DESCRIPTION OF THE TASK>
Reproduce every record exactly.

DATA RECORDS>
□ □ □ □

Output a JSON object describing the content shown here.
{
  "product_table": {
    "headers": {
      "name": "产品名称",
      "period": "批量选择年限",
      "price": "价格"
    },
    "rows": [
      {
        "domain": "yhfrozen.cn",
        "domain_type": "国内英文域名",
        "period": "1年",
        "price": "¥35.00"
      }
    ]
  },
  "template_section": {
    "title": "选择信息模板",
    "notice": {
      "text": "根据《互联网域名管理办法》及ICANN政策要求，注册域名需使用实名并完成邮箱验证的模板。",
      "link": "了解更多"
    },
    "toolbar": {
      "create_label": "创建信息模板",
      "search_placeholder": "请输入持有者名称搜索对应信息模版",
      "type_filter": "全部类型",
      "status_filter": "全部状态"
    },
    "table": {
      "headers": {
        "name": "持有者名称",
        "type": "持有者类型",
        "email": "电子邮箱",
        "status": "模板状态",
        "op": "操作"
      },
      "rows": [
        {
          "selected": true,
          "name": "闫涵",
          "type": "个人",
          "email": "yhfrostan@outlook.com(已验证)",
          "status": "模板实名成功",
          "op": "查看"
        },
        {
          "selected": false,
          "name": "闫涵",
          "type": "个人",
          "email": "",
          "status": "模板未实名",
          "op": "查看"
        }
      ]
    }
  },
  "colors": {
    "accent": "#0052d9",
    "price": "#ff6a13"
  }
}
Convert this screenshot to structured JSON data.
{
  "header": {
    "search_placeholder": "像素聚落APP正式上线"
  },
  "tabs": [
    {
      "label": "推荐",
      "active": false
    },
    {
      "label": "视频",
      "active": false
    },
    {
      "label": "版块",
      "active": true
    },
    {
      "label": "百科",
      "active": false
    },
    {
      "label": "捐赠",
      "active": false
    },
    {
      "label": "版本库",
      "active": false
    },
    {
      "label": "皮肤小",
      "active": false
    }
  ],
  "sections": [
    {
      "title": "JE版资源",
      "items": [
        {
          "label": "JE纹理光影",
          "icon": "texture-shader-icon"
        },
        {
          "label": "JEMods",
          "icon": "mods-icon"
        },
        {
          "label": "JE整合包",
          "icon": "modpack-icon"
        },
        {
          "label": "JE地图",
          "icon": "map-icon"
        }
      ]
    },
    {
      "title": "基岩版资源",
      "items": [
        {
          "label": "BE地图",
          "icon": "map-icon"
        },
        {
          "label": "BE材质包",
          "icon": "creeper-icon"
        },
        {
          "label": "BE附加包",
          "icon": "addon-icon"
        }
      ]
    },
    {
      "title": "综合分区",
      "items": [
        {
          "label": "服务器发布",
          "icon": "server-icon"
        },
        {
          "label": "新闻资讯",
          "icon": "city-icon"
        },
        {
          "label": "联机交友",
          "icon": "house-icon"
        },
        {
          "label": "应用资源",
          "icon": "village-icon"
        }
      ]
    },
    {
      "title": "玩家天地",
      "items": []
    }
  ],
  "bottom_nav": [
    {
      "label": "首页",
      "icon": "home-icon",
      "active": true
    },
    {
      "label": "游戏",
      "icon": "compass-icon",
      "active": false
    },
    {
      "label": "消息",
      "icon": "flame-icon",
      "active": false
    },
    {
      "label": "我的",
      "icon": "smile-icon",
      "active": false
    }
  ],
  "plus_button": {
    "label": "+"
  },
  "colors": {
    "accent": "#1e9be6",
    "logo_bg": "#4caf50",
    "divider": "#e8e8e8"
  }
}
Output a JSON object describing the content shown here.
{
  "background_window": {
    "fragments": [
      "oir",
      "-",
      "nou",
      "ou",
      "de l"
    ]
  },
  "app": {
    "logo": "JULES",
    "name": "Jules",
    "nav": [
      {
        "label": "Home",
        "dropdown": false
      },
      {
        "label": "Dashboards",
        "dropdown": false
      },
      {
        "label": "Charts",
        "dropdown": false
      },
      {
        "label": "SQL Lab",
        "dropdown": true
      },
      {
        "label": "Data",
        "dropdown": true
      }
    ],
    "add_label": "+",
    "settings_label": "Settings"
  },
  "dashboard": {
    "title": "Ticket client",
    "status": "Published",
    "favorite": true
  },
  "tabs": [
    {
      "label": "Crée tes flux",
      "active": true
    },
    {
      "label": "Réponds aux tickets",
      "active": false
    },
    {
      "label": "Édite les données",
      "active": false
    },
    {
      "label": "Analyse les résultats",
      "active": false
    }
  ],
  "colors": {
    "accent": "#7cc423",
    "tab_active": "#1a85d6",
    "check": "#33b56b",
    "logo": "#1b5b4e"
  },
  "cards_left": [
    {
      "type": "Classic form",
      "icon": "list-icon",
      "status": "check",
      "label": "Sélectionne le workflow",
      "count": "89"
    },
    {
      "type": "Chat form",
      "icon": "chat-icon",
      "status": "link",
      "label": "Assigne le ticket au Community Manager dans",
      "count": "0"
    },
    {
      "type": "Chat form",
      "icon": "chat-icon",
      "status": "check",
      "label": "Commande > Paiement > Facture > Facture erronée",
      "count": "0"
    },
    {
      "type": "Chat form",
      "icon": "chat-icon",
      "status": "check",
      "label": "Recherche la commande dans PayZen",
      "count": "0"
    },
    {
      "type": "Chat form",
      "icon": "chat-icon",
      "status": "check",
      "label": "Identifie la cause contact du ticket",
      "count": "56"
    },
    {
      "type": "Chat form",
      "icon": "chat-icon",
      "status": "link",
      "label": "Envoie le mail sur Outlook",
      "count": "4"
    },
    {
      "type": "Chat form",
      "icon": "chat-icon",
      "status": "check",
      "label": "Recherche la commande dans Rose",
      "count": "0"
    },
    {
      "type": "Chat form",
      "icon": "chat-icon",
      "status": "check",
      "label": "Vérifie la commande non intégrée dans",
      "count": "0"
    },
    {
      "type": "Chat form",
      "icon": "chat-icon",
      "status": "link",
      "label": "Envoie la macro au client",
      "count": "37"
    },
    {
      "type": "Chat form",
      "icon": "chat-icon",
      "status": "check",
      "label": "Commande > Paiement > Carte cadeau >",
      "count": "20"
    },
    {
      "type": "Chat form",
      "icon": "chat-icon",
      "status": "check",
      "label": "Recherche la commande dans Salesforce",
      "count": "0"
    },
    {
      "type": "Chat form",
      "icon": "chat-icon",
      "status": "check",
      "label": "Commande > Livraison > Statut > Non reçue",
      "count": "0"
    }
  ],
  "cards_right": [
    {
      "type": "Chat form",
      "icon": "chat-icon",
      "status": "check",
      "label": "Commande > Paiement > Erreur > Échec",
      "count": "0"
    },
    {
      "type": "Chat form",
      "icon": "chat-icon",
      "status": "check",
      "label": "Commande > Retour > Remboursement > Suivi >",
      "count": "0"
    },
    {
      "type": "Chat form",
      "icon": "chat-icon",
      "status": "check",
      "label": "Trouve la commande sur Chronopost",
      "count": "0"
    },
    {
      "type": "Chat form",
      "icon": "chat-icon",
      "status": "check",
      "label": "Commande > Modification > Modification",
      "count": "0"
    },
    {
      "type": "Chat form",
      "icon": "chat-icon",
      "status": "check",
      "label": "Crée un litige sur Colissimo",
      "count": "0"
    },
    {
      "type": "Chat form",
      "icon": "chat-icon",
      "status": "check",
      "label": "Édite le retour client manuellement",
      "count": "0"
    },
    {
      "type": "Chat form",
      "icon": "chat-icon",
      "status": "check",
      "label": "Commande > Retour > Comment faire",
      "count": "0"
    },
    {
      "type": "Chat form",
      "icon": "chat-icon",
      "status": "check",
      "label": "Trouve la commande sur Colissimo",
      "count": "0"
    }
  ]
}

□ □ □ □

WRITTEN SOLUTION>
Output a JSON object describing the content shown here.
{
  "product_table": {
    "headers": {
      "name": "产品名称",
      "period": "批量选择年限",
      "price": "价格"
    },
    "rows": [
      {
        "domain": "yhfrozen.cn",
        "domain_type": "国内英文域名",
        "period": "1年",
        "price": "¥35.00"
      }
    ]
  },
  "template_section": {
    "title": "选择信息模板",
    "notice": {
      "text": "根据《互联网域名管理办法》及ICANN政策要求，注册域名需使用实名并完成邮箱验证的模板。",
      "link": "了解更多"
    },
    "toolbar": {
      "create_label": "创建信息模板",
      "search_placeholder": "请输入持有者名称搜索对应信息模版",
      "type_filter": "全部类型",
      "status_filter": "全部状态"
    },
    "table": {
      "headers": {
        "name": "持有者名称",
        "type": "持有者类型",
        "email": "电子邮箱",
        "status": "模板状态",
        "op": "操作"
      },
      "rows": [
        {
          "selected": true,
          "name": "闫涵",
          "type": "个人",
          "email": "yhfrostan@outlook.com(已验证)",
          "status": "模板实名成功",
          "op": "查看"
        },
        {
          "selected": false,
          "name": "闫涵",
          "type": "个人",
          "email": "",
          "status": "模板未实名",
          "op": "查看"
        }
      ]
    }
  },
  "colors": {
    "accent": "#0052d9",
    "price": "#ff6a13"
  }
}
Convert this screenshot to structured JSON data.
{
  "header": {
    "search_placeholder": "像素聚落APP正式上线"
  },
  "tabs": [
    {
      "label": "推荐",
      "active": false
    },
    {
      "label": "视频",
      "active": false
    },
    {
      "label": "版块",
      "active": true
    },
    {
      "label": "百科",
      "active": false
    },
    {
      "label": "捐赠",
      "active": false
    },
    {
      "label": "版本库",
      "active": false
    },
    {
      "label": "皮肤小",
      "active": false
    }
  ],
  "sections": [
    {
      "title": "JE版资源",
      "items": [
        {
          "label": "JE纹理光影",
          "icon": "texture-shader-icon"
        },
        {
          "label": "JEMods",
          "icon": "mods-icon"
        },
        {
          "label": "JE整合包",
          "icon": "modpack-icon"
        },
        {
          "label": "JE地图",
          "icon": "map-icon"
        }
      ]
    },
    {
      "title": "基岩版资源",
      "items": [
        {
          "label": "BE地图",
          "icon": "map-icon"
        },
        {
          "label": "BE材质包",
          "icon": "creeper-icon"
        },
        {
          "label": "BE附加包",
          "icon": "addon-icon"
        }
      ]
    },
    {
      "title": "综合分区",
      "items": [
        {
          "label": "服务器发布",
          "icon": "server-icon"
        },
        {
          "label": "新闻资讯",
          "icon": "city-icon"
        },
        {
          "label": "联机交友",
          "icon": "house-icon"
        },
        {
          "label": "应用资源",
          "icon": "village-icon"
        }
      ]
    },
    {
      "title": "玩家天地",
      "items": []
    }
  ],
  "bottom_nav": [
    {
      "label": "首页",
      "icon": "home-icon",
      "active": true
    },
    {
      "label": "游戏",
      "icon": "compass-icon",
      "active": false
    },
    {
      "label": "消息",
      "icon": "flame-icon",
      "active": false
    },
    {
      "label": "我的",
      "icon": "smile-icon",
      "active": false
    }
  ],
  "plus_button": {
    "label": "+"
  },
  "colors": {
    "accent": "#1e9be6",
    "logo_bg": "#4caf50",
    "divider": "#e8e8e8"
  }
}
Output a JSON object describing the content shown here.
{
  "background_window": {
    "fragments": [
      "oir",
      "-",
      "nou",
      "ou",
      "de l"
    ]
  },
  "app": {
    "logo": "JULES",
    "name": "Jules",
    "nav": [
      {
        "label": "Home",
        "dropdown": false
      },
      {
        "label": "Dashboards",
        "dropdown": false
      },
      {
        "label": "Charts",
        "dropdown": false
      },
      {
        "label": "SQL Lab",
        "dropdown": true
      },
      {
        "label": "Data",
        "dropdown": true
      }
    ],
    "add_label": "+",
    "settings_label": "Settings"
  },
  "dashboard": {
    "title": "Ticket client",
    "status": "Published",
    "favorite": true
  },
  "tabs": [
    {
      "label": "Crée tes flux",
      "active": true
    },
    {
      "label": "Réponds aux tickets",
      "active": false
    },
    {
      "label": "Édite les données",
      "active": false
    },
    {
      "label": "Analyse les résultats",
      "active": false
    }
  ],
  "colors": {
    "accent": "#7cc423",
    "tab_active": "#1a85d6",
    "check": "#33b56b",
    "logo": "#1b5b4e"
  },
  "cards_left": [
    {
      "type": "Classic form",
      "icon": "list-icon",
      "status": "check",
      "label": "Sélectionne le workflow",
      "count": "89"
    },
    {
      "type": "Chat form",
      "icon": "chat-icon",
      "status": "link",
      "label": "Assigne le ticket au Community Manager dans",
      "count": "0"
    },
    {
      "type": "Chat form",
      "icon": "chat-icon",
      "status": "check",
      "label": "Commande > Paiement > Facture > Facture erronée",
      "count": "0"
    },
    {
      "type": "Chat form",
      "icon": "chat-icon",
      "status": "check",
      "label": "Recherche la commande dans PayZen",
      "count": "0"
    },
    {
      "type": "Chat form",
      "icon": "chat-icon",
      "status": "check",
      "label": "Identifie la cause contact du ticket",
      "count": "56"
    },
    {
      "type": "Chat form",
      "icon": "chat-icon",
      "status": "link",
      "label": "Envoie le mail sur Outlook",
      "count": "4"
    },
    {
      "type": "Chat form",
      "icon": "chat-icon",
      "status": "check",
      "label": "Recherche la commande dans Rose",
      "count": "0"
    },
    {
      "type": "Chat form",
      "icon": "chat-icon",
      "status": "check",
      "label": "Vérifie la commande non intégrée dans",
      "count": "0"
    },
    {
      "type": "Chat form",
      "icon": "chat-icon",
      "status": "link",
      "label": "Envoie la macro au client",
      "count": "37"
    },
    {
      "type": "Chat form",
      "icon": "chat-icon",
      "status": "check",
      "label": "Commande > Paiement > Carte cadeau >",
      "count": "20"
    },
    {
      "type": "Chat form",
      "icon": "chat-icon",
      "status": "check",
      "label": "Recherche la commande dans Salesforce",
      "count": "0"
    },
    {
      "type": "Chat form",
      "icon": "chat-icon",
      "status": "check",
      "label": "Commande > Livraison > Statut > Non reçue",
      "count": "0"
    }
  ],
  "cards_right": [
    {
      "type": "Chat form",
      "icon": "chat-icon",
      "status": "check",
      "label": "Commande > Paiement > Erreur > Échec",
      "count": "0"
    },
    {
      "type": "Chat form",
      "icon": "chat-icon",
      "status": "check",
      "label": "Commande > Retour > Remboursement > Suivi >",
      "count": "0"
    },
    {
      "type": "Chat form",
      "icon": "chat-icon",
      "status": "check",
      "label": "Trouve la commande sur Chronopost",
      "count": "0"
    },
    {
      "type": "Chat form",
      "icon": "chat-icon",
      "status": "check",
      "label": "Commande > Modification > Modification",
      "count": "0"
    },
    {
      "type": "Chat form",
      "icon": "chat-icon",
      "status": "check",
      "label": "Crée un litige sur Colissimo",
      "count": "0"
    },
    {
      "type": "Chat form",
      "icon": "chat-icon",
      "status": "check",
      "label": "Édite le retour client manuellement",
      "count": "0"
    },
    {
      "type": "Chat form",
      "icon": "chat-icon",
      "status": "check",
      "label": "Commande > Retour > Comment faire",
      "count": "0"
    },
    {
      "type": "Chat form",
      "icon": "chat-icon",
      "status": "check",
      "label": "Trouve la commande sur Colissimo",
      "count": "0"
    }
  ]
}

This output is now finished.